= Beginning of Section =

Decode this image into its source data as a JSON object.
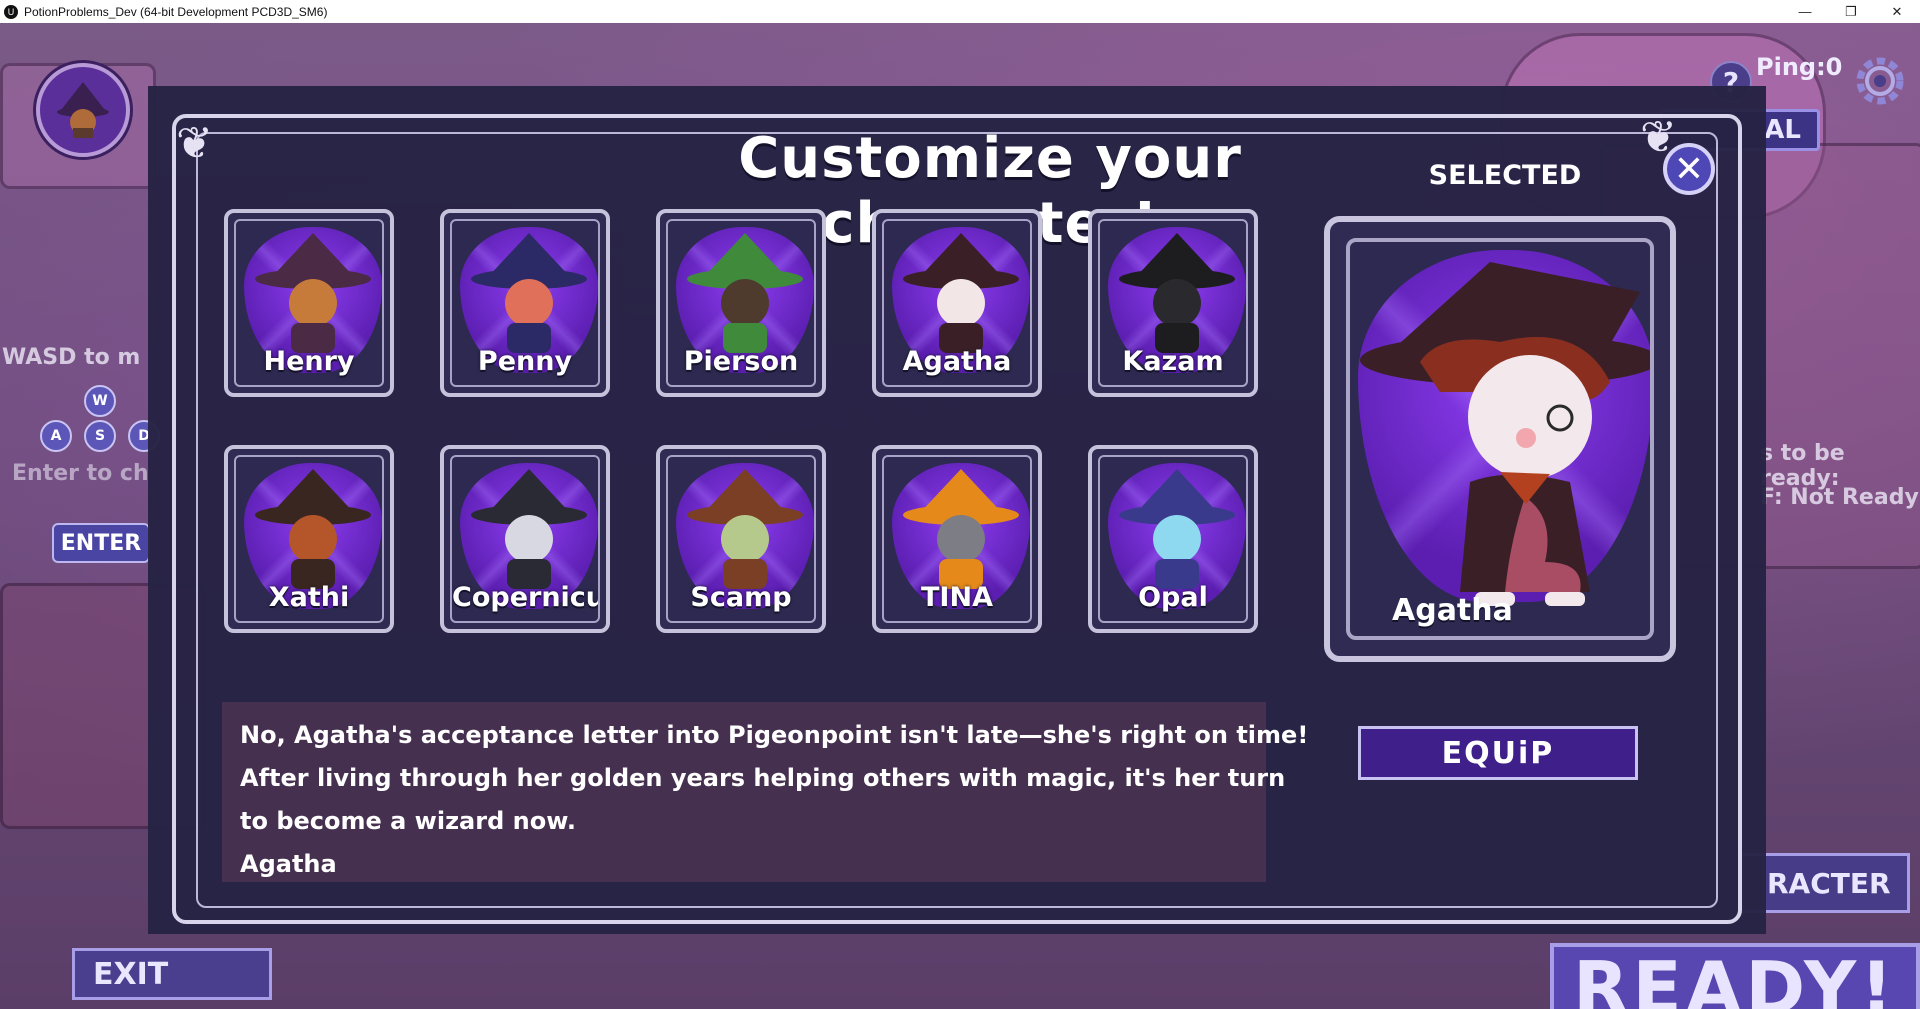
{
  "window": {
    "title": "PotionProblems_Dev (64-bit Development PCD3D_SM6)",
    "controls": [
      "—",
      "❐",
      "✕"
    ]
  },
  "hud": {
    "ping_label": "Ping:0",
    "help_glyph": "?",
    "tutorial_label": "AL",
    "controls_hint": "WASD to m",
    "wasd_keys": [
      "W",
      "A",
      "S",
      "D"
    ],
    "enter_hint": "Enter to ch",
    "enter_key": "ENTER",
    "ready_hint_1": "s to be ready:",
    "ready_hint_2": "F: Not Ready",
    "exit_label": "EXIT",
    "character_label": "RACTER",
    "ready_label": "READY!"
  },
  "modal": {
    "title": "Customize  your character!",
    "selected_label": "SELECTED",
    "close_glyph": "✕",
    "characters": [
      {
        "name": "Henry",
        "hat": "#4a2a44",
        "body": "#c77b3a"
      },
      {
        "name": "Penny",
        "hat": "#2c2a66",
        "body": "#e0705a"
      },
      {
        "name": "Pierson",
        "hat": "#3f8a3b",
        "body": "#4f3a2e"
      },
      {
        "name": "Agatha",
        "hat": "#3a2026",
        "body": "#f2e6e6"
      },
      {
        "name": "Kazam",
        "hat": "#1d1d20",
        "body": "#2a2a2e"
      },
      {
        "name": "Xathi",
        "hat": "#3a2620",
        "body": "#b5562a"
      },
      {
        "name": "Copernicus",
        "hat": "#2a2a34",
        "body": "#d8d8e2"
      },
      {
        "name": "Scamp",
        "hat": "#7a3f24",
        "body": "#b6c98c"
      },
      {
        "name": "TINA",
        "hat": "#e58a1a",
        "body": "#7d7d86"
      },
      {
        "name": "Opal",
        "hat": "#3a3a8c",
        "body": "#8ed8f0"
      }
    ],
    "selected_character": {
      "name": "Agatha"
    },
    "description_lines": [
      "No, Agatha's acceptance letter into Pigeonpoint isn't late—she's right on time!",
      "After living through her golden years helping others with magic, it's her turn",
      "to become a wizard now.",
      "Agatha"
    ],
    "equip_label": "EQUiP"
  },
  "colors": {
    "modal_bg": "#262344",
    "accent": "#4e47b6",
    "equip_bg": "#3f1f8a",
    "desc_bg": "#46304f"
  }
}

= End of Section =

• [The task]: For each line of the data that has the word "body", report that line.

• [Answer to this problem]:
        "body": "#c77b3a"
        "body": "#e0705a"
        "body": "#4f3a2e"
        "body": "#f2e6e6"
        "body": "#2a2a2e"
        "body": "#b5562a"
        "body": "#d8d8e2"
        "body": "#b6c98c"
        "body": "#7d7d86"
        "body": "#8ed8f0"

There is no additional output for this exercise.